• participants to be adventurous about altering their avatar’s appearance
Underpinning the Savvy Avvies strand was a desire to support other strands of activity, for
example by creating togas for the history group, and to help new members of the community to
feel more included by blurring the differences in appearance between them.
Two other projects within Phase 3 were linked with external competitions:
• The Surrey Satellite Technology Ltd and British National Space Centre competition (see
• The Learners Y Factor competition (see
Both these projects involved a group of students, who had volunteered to enter the competition,
working as a team to develop their submissions over a prolonged period of time. In both cases a
member of staff coordinated the team’s activities and provided them with support.

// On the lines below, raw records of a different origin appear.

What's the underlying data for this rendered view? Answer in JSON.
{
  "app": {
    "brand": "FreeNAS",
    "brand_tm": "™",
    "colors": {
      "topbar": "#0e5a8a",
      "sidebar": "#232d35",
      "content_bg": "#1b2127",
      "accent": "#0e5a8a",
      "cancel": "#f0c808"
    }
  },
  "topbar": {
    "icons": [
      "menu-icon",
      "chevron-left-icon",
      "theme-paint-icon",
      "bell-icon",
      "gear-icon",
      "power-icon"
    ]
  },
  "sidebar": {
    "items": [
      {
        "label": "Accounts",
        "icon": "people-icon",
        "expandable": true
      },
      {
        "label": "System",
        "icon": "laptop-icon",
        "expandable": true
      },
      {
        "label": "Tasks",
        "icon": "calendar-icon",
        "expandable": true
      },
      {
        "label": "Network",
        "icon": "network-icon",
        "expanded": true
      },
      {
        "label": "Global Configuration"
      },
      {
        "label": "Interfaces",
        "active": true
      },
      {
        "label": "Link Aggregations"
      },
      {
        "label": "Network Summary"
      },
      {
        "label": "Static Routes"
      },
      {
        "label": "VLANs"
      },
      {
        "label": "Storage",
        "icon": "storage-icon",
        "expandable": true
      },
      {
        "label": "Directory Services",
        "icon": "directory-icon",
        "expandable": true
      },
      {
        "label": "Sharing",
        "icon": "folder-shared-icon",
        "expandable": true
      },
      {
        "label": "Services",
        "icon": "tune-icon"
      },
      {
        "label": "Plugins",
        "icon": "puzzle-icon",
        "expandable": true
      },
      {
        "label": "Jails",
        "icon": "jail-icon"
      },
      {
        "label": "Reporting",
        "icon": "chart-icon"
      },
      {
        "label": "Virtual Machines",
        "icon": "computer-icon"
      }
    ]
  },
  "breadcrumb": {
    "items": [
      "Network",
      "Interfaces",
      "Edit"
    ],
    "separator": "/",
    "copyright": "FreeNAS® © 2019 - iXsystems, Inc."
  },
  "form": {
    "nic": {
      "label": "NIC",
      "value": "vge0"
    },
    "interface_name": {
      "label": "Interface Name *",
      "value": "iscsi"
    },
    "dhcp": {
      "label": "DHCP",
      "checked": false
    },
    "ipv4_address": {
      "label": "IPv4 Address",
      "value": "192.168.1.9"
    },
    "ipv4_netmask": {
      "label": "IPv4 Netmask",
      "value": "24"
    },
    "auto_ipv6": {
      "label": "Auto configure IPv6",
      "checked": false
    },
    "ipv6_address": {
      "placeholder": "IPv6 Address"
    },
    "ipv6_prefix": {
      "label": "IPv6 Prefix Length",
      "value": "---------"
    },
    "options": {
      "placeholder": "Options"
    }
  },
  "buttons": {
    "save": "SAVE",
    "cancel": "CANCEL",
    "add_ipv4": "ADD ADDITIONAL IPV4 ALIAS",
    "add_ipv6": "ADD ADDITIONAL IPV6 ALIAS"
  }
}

Phase 3 could be characterised as representing a shift towards supporting groups of students
who were committed to specific projects, often with ‘externally’ specified constraints.
1 Daruma Picnic introduced the notion of interactive art on the Main Grid of Second Life.
Dimensions of practice
In looking back over the activities and approaches evident in the first three Phases of the
Schome Park Programme a number of differences were evident, which can be encapsulated
in the form of dimensions of practice. These appear to have relevance in comparing and
thinking about learning in any context. Due to space limitations only two sets of dimensions are
described here.
Curriculum dimensions
The curriculum throughout the first three Phases differed along two dimensions. The
‘Curriculum choice dimension’ relates to the degree of choice that students had about their
engagement with an activity (see Figure 3). Within Phases 1 and 2 the students were engaging
in their own time and had total freedom of choice about whether to engage with activities or not
(Free choice). With the competitions which were introduced in Phase 3 the students had free
choice about whether to become involved or not, but those who wanted to be part of one of the
competition entries had to commit to seeing through the process (Self-imposed commitment).
With the introduction of ‘school groups’ of students working during school time came greater
imposition of curriculum choice. For example, each of the students in Group A had the choice
of engaging in the Schome Park Programme or doing some other activity in school time this
was Imposed choice as they had to attend school and had to choose between a small number
of options). Typically in formal schooling students have a limited choice of subjects to choose
from (Imposed choice) or no choice at all (Imposed).
Self-imposed commitmentFree choice
Imposed choice
Figure 3 The Curriculum choice dimension
The Curriculum definition dimension (Figure 4), relates to who defines the curriculum (the
‘content’ of the activity). ‘External’ on this dimensions means external to the student. Within the
Schome Park Programme most of the individual activities were Self-determined, the students
had total freedom about what to do. Collaborative activities inevitably required agreement
within the group about what was going to be done (i.e. Free negotiated). Thus for example,
when it came to their paired project work students in Group A freely negotiated within their
pairs what their projects would be. The two external competitions provided specific restrictions
on the scope of the activity, but within those constraints the students had a great deal of
choice about what to do and how to do it (Externally constrained). Similarly, in the Hindenburg
machinima project the member of staff chose the focus on the Hindenburg disaster, though
the students had a good deal of creative freedom. In the case of Group A the curriculum
was initially ‘Externally defined’, in that the teacher organised some introductory activities to
prepare the students for their project work.
Externally defined
Externally constrained
Free negotiated
Figure 4 The Curriculum definition dimension
These two curriculum dimensions interact, as illustrated in Figure 5, and the location of activities
might vary over time as was the case for Group A, whose original activities were externally
defined (by the teacher) but whose project work was freely negotiated within each pair.
Curriculum definition
Traditional School
Group A’s
preparatory work
constrained Freely negotiated
Space competition Ethics & & Y-Factor